**YOUR OBJECTIVE:**
Each line of the data below containing "Assessment" needs to be listed.
= = =
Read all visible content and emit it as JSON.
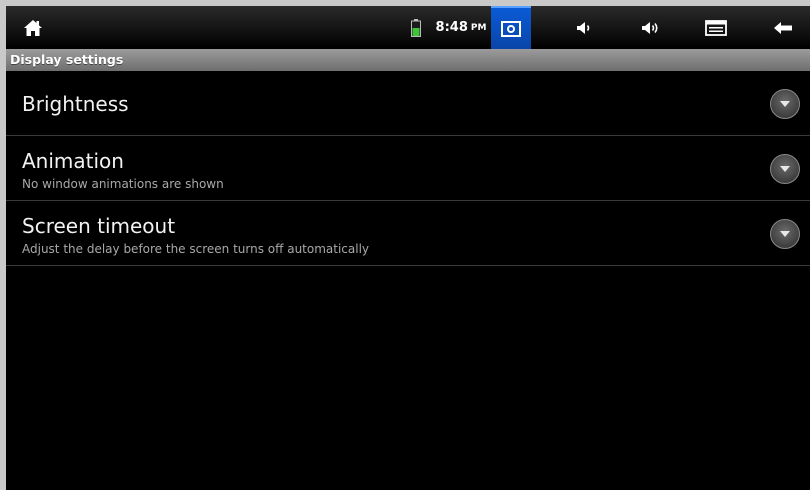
{
  "status_bar": {
    "icons": [
      "home-icon",
      "battery-icon",
      "screenshot-icon",
      "volume-down-icon",
      "volume-up-icon",
      "menu-icon",
      "back-icon"
    ],
    "time": "8:48",
    "ampm": "PM",
    "battery_color": "#3cc43c",
    "screenshot_color": "#0a5bd6"
  },
  "header": {
    "title": "Display settings"
  },
  "settings": {
    "items": [
      {
        "title": "Brightness",
        "summary": ""
      },
      {
        "title": "Animation",
        "summary": "No window animations are shown"
      },
      {
        "title": "Screen timeout",
        "summary": "Adjust the delay before the screen turns off automatically"
      }
    ]
  }
}
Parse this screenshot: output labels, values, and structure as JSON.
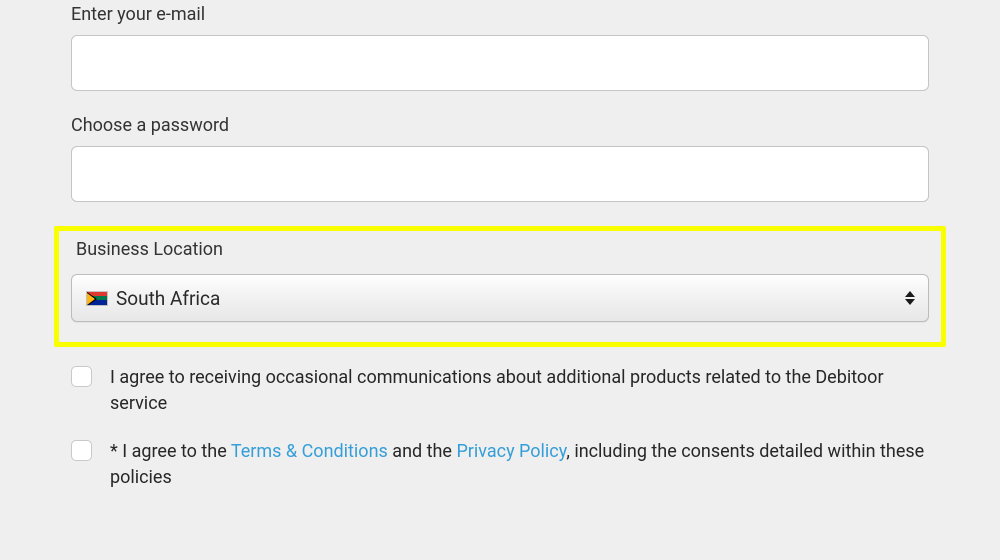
{
  "form": {
    "email": {
      "label": "Enter your e-mail",
      "value": ""
    },
    "password": {
      "label": "Choose a password",
      "value": ""
    },
    "location": {
      "label": "Business Location",
      "selected": "South Africa"
    },
    "consent1": {
      "text": "I agree to receiving occasional communications about additional products related to the Debitoor service"
    },
    "consent2": {
      "prefix": "* I agree to the ",
      "terms": "Terms & Conditions",
      "mid": " and the ",
      "privacy": "Privacy Policy",
      "suffix": ", including the consents detailed within these policies"
    }
  }
}
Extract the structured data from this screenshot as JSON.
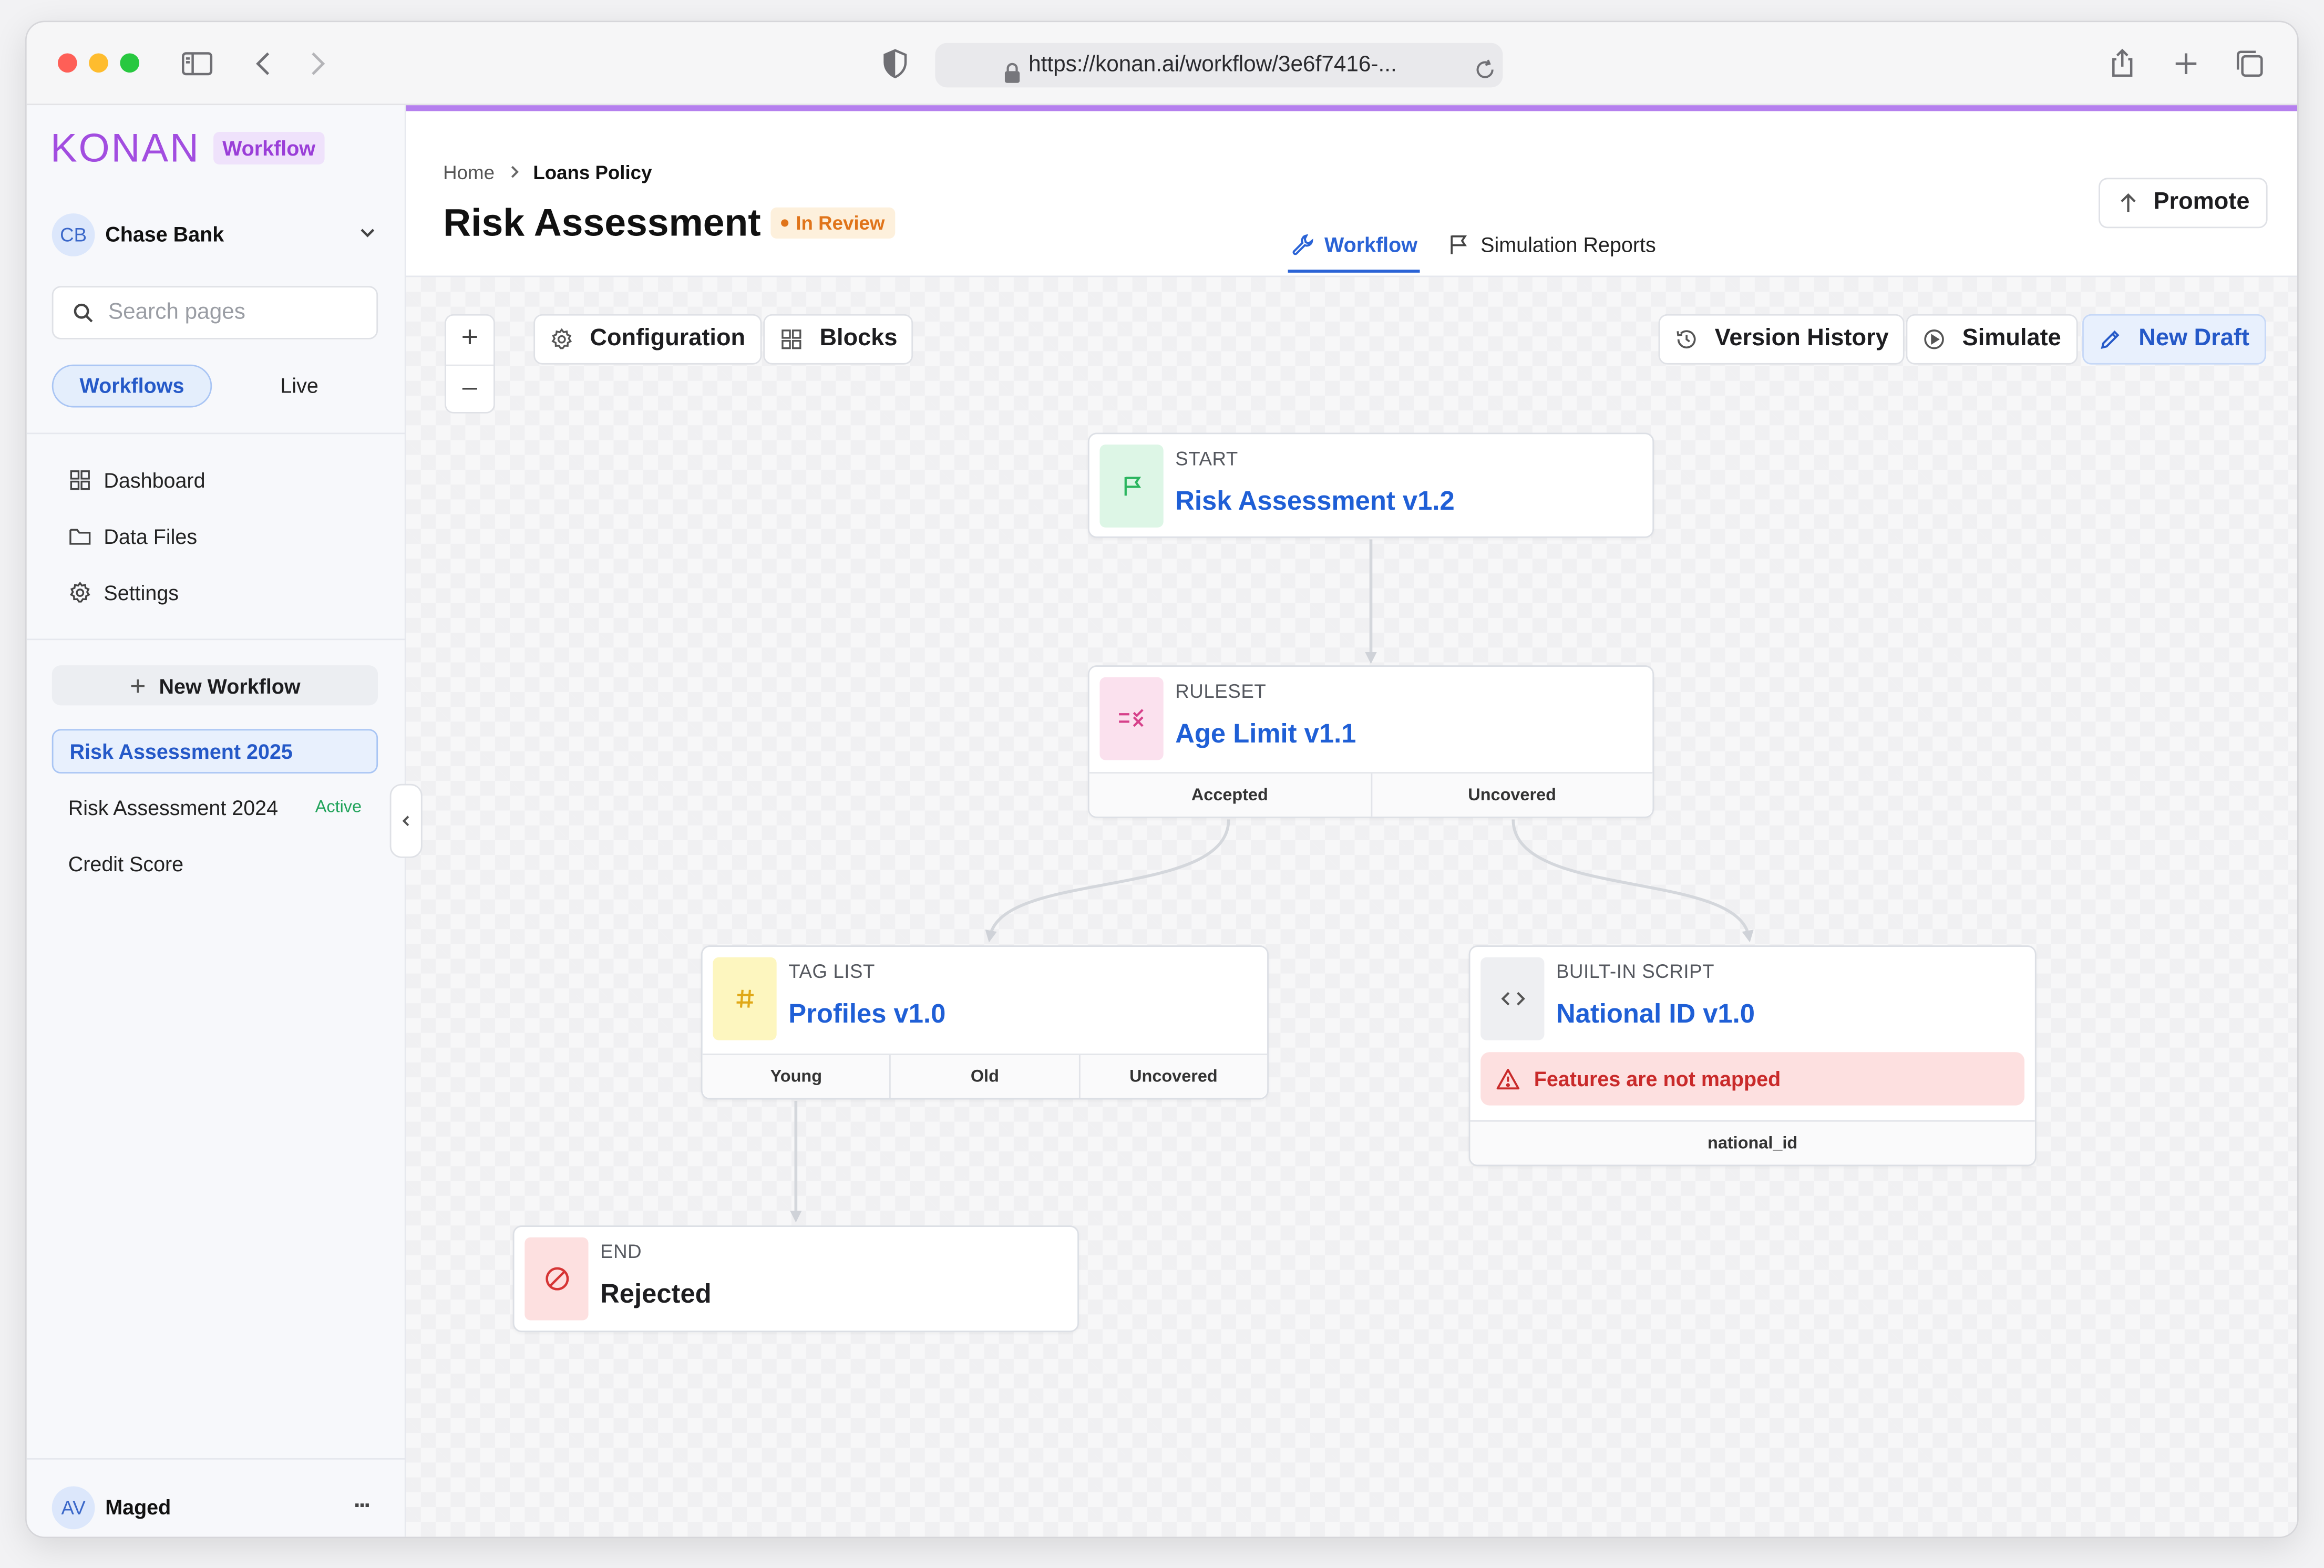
{
  "browser": {
    "url": "https://konan.ai/workflow/3e6f7416-..."
  },
  "sidebar": {
    "brand": "KONAN",
    "brand_tag": "Workflow",
    "org_initials": "CB",
    "org_name": "Chase Bank",
    "search_placeholder": "Search pages",
    "toggle": {
      "workflows": "Workflows",
      "live": "Live"
    },
    "nav": {
      "dashboard": "Dashboard",
      "data_files": "Data Files",
      "settings": "Settings"
    },
    "new_workflow": "New Workflow",
    "workflows": [
      {
        "name": "Risk Assessment 2025",
        "status": ""
      },
      {
        "name": "Risk Assessment 2024",
        "status": "Active"
      },
      {
        "name": "Credit Score",
        "status": ""
      }
    ],
    "user_initials": "AV",
    "user_name": "Maged",
    "more": "..."
  },
  "header": {
    "breadcrumb_home": "Home",
    "breadcrumb_current": "Loans Policy",
    "title": "Risk Assessment",
    "status": "In Review",
    "tabs": {
      "workflow": "Workflow",
      "simulation": "Simulation Reports"
    },
    "promote": "Promote"
  },
  "toolbar": {
    "zoom_in": "+",
    "zoom_out": "–",
    "configuration": "Configuration",
    "blocks": "Blocks",
    "version_history": "Version History",
    "simulate": "Simulate",
    "new_draft": "New Draft"
  },
  "nodes": {
    "start": {
      "kind": "START",
      "title": "Risk Assessment v1.2"
    },
    "ruleset": {
      "kind": "RULESET",
      "title": "Age Limit v1.1",
      "ports": [
        "Accepted",
        "Uncovered"
      ]
    },
    "taglist": {
      "kind": "TAG LIST",
      "title": "Profiles v1.0",
      "ports": [
        "Young",
        "Old",
        "Uncovered"
      ]
    },
    "script": {
      "kind": "BUILT-IN SCRIPT",
      "title": "National ID v1.0",
      "warning": "Features are not mapped",
      "ports": [
        "national_id"
      ]
    },
    "end": {
      "kind": "END",
      "title": "Rejected"
    }
  },
  "colors": {
    "accent": "#b580ee",
    "link": "#1f5fd6",
    "status_review": "#e0741a",
    "active": "#22a35b",
    "warning_bg": "#fde0e0",
    "warning_text": "#c92a2a"
  }
}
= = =
**RESPONSE:**
        "name": "Risk Assessment 2025",
        "name": "Risk Assessment 2024",
    "title": "Risk Assessment",
      "title": "Risk Assessment v1.2"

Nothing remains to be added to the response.